(Extracted data entries)
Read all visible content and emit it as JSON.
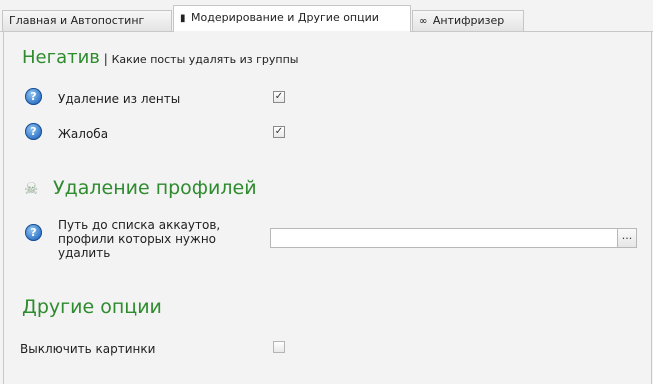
{
  "tabs": [
    {
      "label": "Главная и Автопостинг",
      "glyph": ""
    },
    {
      "label": "Модерирование и Другие опции",
      "glyph": "▮"
    },
    {
      "label": "Антифризер",
      "glyph": "∞"
    }
  ],
  "negative": {
    "title": "Негатив",
    "separator": "|",
    "subtitle": "Какие посты удалять из группы",
    "options": [
      {
        "label": "Удаление из ленты",
        "checked": true,
        "mark": "✓"
      },
      {
        "label": "Жалоба",
        "checked": true,
        "mark": "✓"
      }
    ]
  },
  "profiles": {
    "icon": "skull-crossbones-icon",
    "glyph": "☠",
    "title": "Удаление профилей",
    "path_label": "Путь до списка аккаутов, профили которых нужно удалить",
    "path_value": "",
    "browse_label": "..."
  },
  "other": {
    "title": "Другие опции",
    "options": [
      {
        "label": "Выключить картинки",
        "checked": false
      }
    ]
  },
  "help_glyph": "?",
  "colors": {
    "accent_green": "#2e8b2e",
    "help_blue": "#2f74c5"
  }
}
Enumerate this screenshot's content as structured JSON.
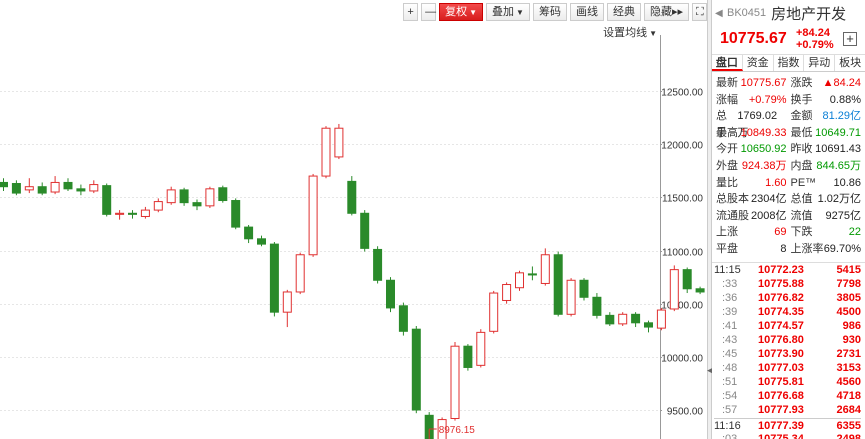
{
  "toolbar": {
    "plus": "+",
    "minus": "—",
    "fuquan": "复权",
    "diejia": "叠加",
    "choumaa": "筹码",
    "huaxian": "画线",
    "jingdian": "经典",
    "yincang": "隐藏",
    "more": "▸▸",
    "grid": "⛶"
  },
  "ma_setting": "设置均线",
  "chart_data": {
    "type": "candlestick",
    "yticks": [
      12500,
      12000,
      11500,
      11000,
      10500,
      10000,
      9500
    ],
    "ytick_labels": [
      "12500.00",
      "12000.00",
      "11500.00",
      "11000.00",
      "10500.00",
      "10000.00",
      "9500.00"
    ],
    "ylim": [
      8900,
      12950
    ],
    "min_label": "8976.15",
    "min_value": 8976.15,
    "min_index": 39,
    "candles": [
      [
        11640,
        11600,
        11680,
        11560
      ],
      [
        11630,
        11540,
        11660,
        11520
      ],
      [
        11570,
        11600,
        11680,
        11540
      ],
      [
        11600,
        11540,
        11640,
        11520
      ],
      [
        11550,
        11640,
        11700,
        11530
      ],
      [
        11640,
        11580,
        11680,
        11560
      ],
      [
        11580,
        11560,
        11620,
        11520
      ],
      [
        11560,
        11620,
        11660,
        11540
      ],
      [
        11610,
        11340,
        11630,
        11320
      ],
      [
        11340,
        11350,
        11380,
        11290
      ],
      [
        11350,
        11340,
        11380,
        11300
      ],
      [
        11320,
        11380,
        11410,
        11300
      ],
      [
        11380,
        11460,
        11490,
        11360
      ],
      [
        11450,
        11570,
        11600,
        11430
      ],
      [
        11570,
        11450,
        11590,
        11420
      ],
      [
        11450,
        11420,
        11480,
        11380
      ],
      [
        11420,
        11580,
        11600,
        11400
      ],
      [
        11590,
        11470,
        11610,
        11450
      ],
      [
        11470,
        11220,
        11490,
        11200
      ],
      [
        11220,
        11110,
        11240,
        11070
      ],
      [
        11110,
        11060,
        11140,
        11040
      ],
      [
        11060,
        10420,
        11080,
        10380
      ],
      [
        10420,
        10610,
        10630,
        10280
      ],
      [
        10610,
        10960,
        10980,
        10590
      ],
      [
        10960,
        11700,
        11720,
        10940
      ],
      [
        11700,
        12150,
        12170,
        11680
      ],
      [
        11880,
        12150,
        12190,
        11860
      ],
      [
        11650,
        11350,
        11700,
        11330
      ],
      [
        11350,
        11020,
        11380,
        10990
      ],
      [
        11010,
        10720,
        11040,
        10690
      ],
      [
        10720,
        10460,
        10750,
        10420
      ],
      [
        10480,
        10240,
        10510,
        10200
      ],
      [
        10260,
        9500,
        10290,
        9470
      ],
      [
        9450,
        9130,
        9480,
        8976
      ],
      [
        9180,
        9410,
        9430,
        9150
      ],
      [
        9420,
        10100,
        10140,
        9400
      ],
      [
        10100,
        9900,
        10120,
        9870
      ],
      [
        9920,
        10230,
        10260,
        9900
      ],
      [
        10240,
        10600,
        10620,
        10220
      ],
      [
        10530,
        10680,
        10700,
        10500
      ],
      [
        10650,
        10790,
        10810,
        10620
      ]
    ],
    "candles2": [
      [
        10780,
        10770,
        10850,
        10720
      ],
      [
        10690,
        10960,
        11020,
        10670
      ],
      [
        10960,
        10400,
        10990,
        10380
      ],
      [
        10400,
        10720,
        10740,
        10380
      ],
      [
        10720,
        10560,
        10740,
        10530
      ],
      [
        10560,
        10390,
        10600,
        10360
      ],
      [
        10390,
        10310,
        10420,
        10290
      ],
      [
        10310,
        10400,
        10420,
        10290
      ],
      [
        10400,
        10320,
        10420,
        10280
      ],
      [
        10320,
        10280,
        10340,
        10230
      ],
      [
        10270,
        10440,
        10460,
        10250
      ],
      [
        10450,
        10820,
        10860,
        10430
      ],
      [
        10820,
        10640,
        10840,
        10600
      ],
      [
        10640,
        10610,
        10660,
        10590
      ],
      [
        10610,
        10740,
        10760,
        10600
      ],
      [
        10740,
        10760,
        10780,
        10700
      ],
      [
        10760,
        10720,
        10780,
        10690
      ],
      [
        10720,
        10700,
        10800,
        10680
      ],
      [
        10700,
        10860,
        10890,
        10680
      ],
      [
        10780,
        10690,
        10800,
        10660
      ],
      [
        10690,
        10700,
        10800,
        10640
      ],
      [
        10690,
        10775,
        10849,
        10649
      ]
    ]
  },
  "panel": {
    "arrow": "◀",
    "code": "BK0451",
    "name": "房地产开发",
    "price": "10775.67",
    "change": "+84.24",
    "change_pct": "+0.79%",
    "add": "+",
    "tabs": [
      "盘口",
      "资金",
      "指数",
      "异动",
      "板块"
    ],
    "stats": [
      [
        {
          "l": "最新",
          "v": "10775.67",
          "c": "red"
        },
        {
          "l": "涨跌",
          "v": "▲84.24",
          "c": "red"
        }
      ],
      [
        {
          "l": "涨幅",
          "v": "+0.79%",
          "c": "red"
        },
        {
          "l": "换手",
          "v": "0.88%",
          "c": "black"
        }
      ],
      [
        {
          "l": "总手",
          "v": "1769.02万",
          "c": "black"
        },
        {
          "l": "金额",
          "v": "81.29亿",
          "c": "blue"
        }
      ],
      [
        {
          "l": "最高",
          "v": "10849.33",
          "c": "red"
        },
        {
          "l": "最低",
          "v": "10649.71",
          "c": "green"
        }
      ],
      [
        {
          "l": "今开",
          "v": "10650.92",
          "c": "green"
        },
        {
          "l": "昨收",
          "v": "10691.43",
          "c": "black"
        }
      ],
      [
        {
          "l": "外盘",
          "v": "924.38万",
          "c": "red"
        },
        {
          "l": "内盘",
          "v": "844.65万",
          "c": "green"
        }
      ],
      [
        {
          "l": "量比",
          "v": "1.60",
          "c": "red"
        },
        {
          "l": "PE™",
          "v": "10.86",
          "c": "black"
        }
      ],
      [
        {
          "l": "总股本",
          "v": "2304亿",
          "c": "black"
        },
        {
          "l": "总值",
          "v": "1.02万亿",
          "c": "black"
        }
      ],
      [
        {
          "l": "流通股",
          "v": "2008亿",
          "c": "black"
        },
        {
          "l": "流值",
          "v": "9275亿",
          "c": "black"
        }
      ],
      [
        {
          "l": "上涨",
          "v": "69",
          "c": "red"
        },
        {
          "l": "下跌",
          "v": "22",
          "c": "green"
        }
      ],
      [
        {
          "l": "平盘",
          "v": "8",
          "c": "black"
        },
        {
          "l": "上涨率",
          "v": "69.70%",
          "c": "black"
        }
      ]
    ],
    "ticks": [
      {
        "t": "11:15",
        "p": "10772.23",
        "v": "5415",
        "full": true
      },
      {
        "t": ":33",
        "p": "10775.88",
        "v": "7798"
      },
      {
        "t": ":36",
        "p": "10776.82",
        "v": "3805"
      },
      {
        "t": ":39",
        "p": "10774.35",
        "v": "4500"
      },
      {
        "t": ":41",
        "p": "10774.57",
        "v": "986"
      },
      {
        "t": ":43",
        "p": "10776.80",
        "v": "930"
      },
      {
        "t": ":45",
        "p": "10773.90",
        "v": "2731"
      },
      {
        "t": ":48",
        "p": "10777.03",
        "v": "3153"
      },
      {
        "t": ":51",
        "p": "10775.81",
        "v": "4560"
      },
      {
        "t": ":54",
        "p": "10776.68",
        "v": "4718"
      },
      {
        "t": ":57",
        "p": "10777.93",
        "v": "2684"
      },
      {
        "t": "11:16",
        "p": "10777.39",
        "v": "6355",
        "full": true,
        "new": true
      },
      {
        "t": ":03",
        "p": "10775.34",
        "v": "2498"
      }
    ]
  }
}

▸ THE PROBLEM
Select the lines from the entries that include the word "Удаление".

▸ TASK SOLUTION
        "label": "Удаление из ленты",
    "title": "Удаление профилей",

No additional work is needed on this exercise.